## Exercise details
Count every line in the entries that follow where the word "photo" appears, then state only the total.

## Dataset excerpts
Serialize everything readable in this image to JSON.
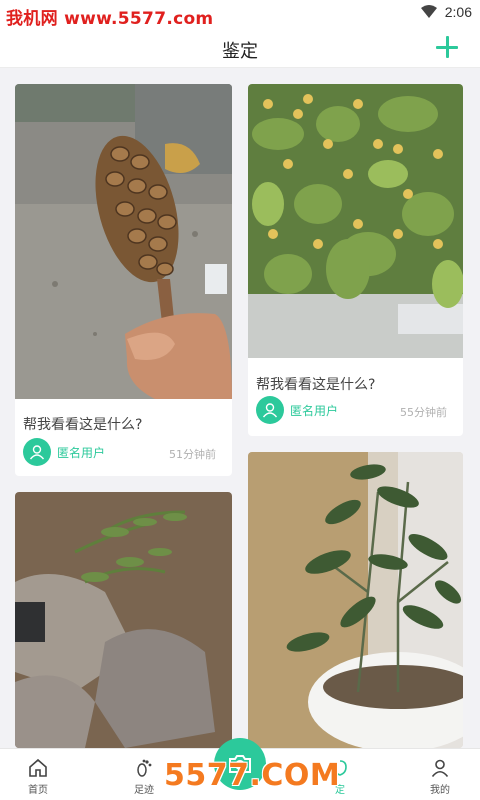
{
  "status_bar": {
    "watermark": "我机网 www.5577.com",
    "time": "2:06"
  },
  "header": {
    "title": "鉴定",
    "add_icon": "plus-icon",
    "accent": "#2cc99b"
  },
  "feed": [
    {
      "question": "帮我看看这是什么?",
      "user": "匿名用户",
      "time_ago": "51分钟前",
      "photo": "magnolia-seed-pod"
    },
    {
      "question": "帮我看看这是什么?",
      "user": "匿名用户",
      "time_ago": "55分钟前",
      "photo": "crabapple-tree"
    },
    {
      "question": "",
      "user": "",
      "time_ago": "",
      "photo": "weeds-on-rocks"
    },
    {
      "question": "",
      "user": "",
      "time_ago": "",
      "photo": "potted-shrub"
    }
  ],
  "tab_bar": {
    "tabs": [
      {
        "label": "首页",
        "icon": "home-icon"
      },
      {
        "label": "足迹",
        "icon": "footprint-icon"
      },
      {
        "label": "定",
        "icon": "identify-icon"
      },
      {
        "label": "我的",
        "icon": "user-icon"
      }
    ],
    "camera_icon": "camera-icon",
    "watermark": "5577.COM"
  }
}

## Written solution
4